Many people take calcium supplements to prevent osteoporosis. However, research shows that high-dosage calcium supplements may harm your heart and cardiovascular system. It is important that you take calcium in the right balance with vitamin D and magnesium if you want the calcium to get absorbed properly and get all the way into your bones.
According to researchers from the Johns Hopkins University School of Medicine in Baltimore, Maryland, people who supplement with large quantities of calcium are at an increased risk of atherosclerosis and heart trouble. These observations support earlier findings, and that is why researchers warn against taking large quantities of calcium, especially as supplements.
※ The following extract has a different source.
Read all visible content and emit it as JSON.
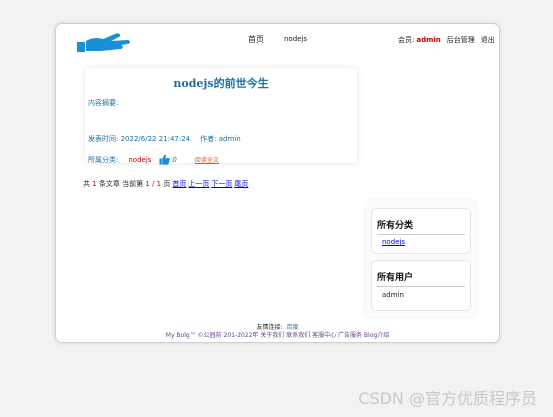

The Maryland researchers looked at data from 2,742 men and women aged 45-84 years who had different ethnic background. The study participants had filled in questionnaires about their diet habits and use of calcium supplements to enable the scientists to calculate how much calcium each individual got from various sources. Also, CT scans were made every 10 years in order to compare the level of atherosclerotic plaque in the coronary arteries of the participants. This is a good indicator of the risk of developing cardiovascular disease and blood clots later in life.
Calcium from food and supplements – not the same thing
The researchers divided the participants in five groups based on their total calcium consumption from diet and supplements. They could see that there was a big difference between calcium from the diet and calcium from supplements. Those who got large amounts of calcium from their diet (more than 1,400 mg daily) had a 27 per cent lower risk of developing cardiovascular disease than those who got the least dietary calcium (less than 400 mg daily). On the other hand, the 46 per cent of the people who took calcium supplements had a 22 per cent increased risk of cardiovascular disease. According to nutritionist John Anderson, professor emeritus of nutrition at the University of North Carolina at Chapel Hill’s Gillings School of Global Public Health and co-author of the study, the risk associated with calcium supplements may be linked to their content of calcium salts or perhaps a result of the body having difficulty with metabolizing the large concentrations of calcium taken at once.
Excess calcium accumulates in the vessel wall, increasing the risk of blood clots
Earlier studies have shown that excess calcium from supplements are not effectively cleared from the bloodstream but tend to accumulate in the body’s soft tissues, which essentially include all other tissues than bones, teeth, and cartilage. Once calcium gathers in the blood vessel walls, the risk of atherosclerosis and coronary thrombosis increases.
It is also important to realize that calcium from food gets ingested together with other nutrients that contribute to the metabolism of calcium. It is commonly known that we need vitamin D to help absorb calcium, but we also need magnesium to help calcium get embedded in our bones.
Magnesium and its essential interaction with calcium
The interaction between calcium and magnesium is of fundamental importance to all living cells. Our bones and teeth store around 99 per cent of the body’s calcium content, whereas cells in the soft tissues such as blood vessel walls, muscles, and nervous tissue are almost devoid of calcium, thanks to magnesium which functions as a doorman that effectively controls the amount of calcium that enters and leaves the cells through the calcium channels of the cell membranes.
If we lack magnesium, the calcium channels are left open, and we risk that calcium floods the cells of our soft tissues. As mentioned earlier, this increases our risk of atherosclerosis.
Calcium flooding of the cells in the soft tissues may also destroy the mitochondria, which are the small “power plants” that produce energy in all our cells. In the long run, this may impair our energy production and oxygen utilization, leaving us vulnerable to free radicals that attack the cell membranes and cause damage to our cardiovascular system and other tissues.
The relationship between calcium and magnesium
Researchers still disagree on the optimal calcium and magnesium intake. In Denmark, the daily reference intake (DRI) for calcium is 800 mg and 375 mg for magnesium. In other words, there is a 2:1 ratio between the two nutrients. In Japan, the natural intake of the two nutrients is around 1:1, which is because the Japanese don’t consume dairy products and therefore only get around 400-500 mg of calcium daily. On the other hand, they get more magnesium from vegetable sources.
Calcium, magnesium, and osteoporosis worldwide
The Japanese population consumes far less calcium and a lot more magnesium than the Europeans and Americans. Also, the Japanese have a lower rate of bone fractures, where vitamin D and lifestyle factors such as exercise and physical activity may also play a role.
Johns Hopkins Medicine. Calcium supplements may damage the heart. Science Daily. 2016
Andrea Rosanoff et al. Essential Nutrient Interactions: Does Low or Suboptimal Magnesium Interact with Vitamin D and/or Calcium status. Advances in Nutrition 2016
Mark J Bolland et al. Vascular events in healthy older women receiving calcium supplementation: randomised controlled trial. BMJ 2008
Fujita T, Fukase M. Comparison of osteoporosis and calcium intake between Japan and United States. PubMed. 2002
Search for more information...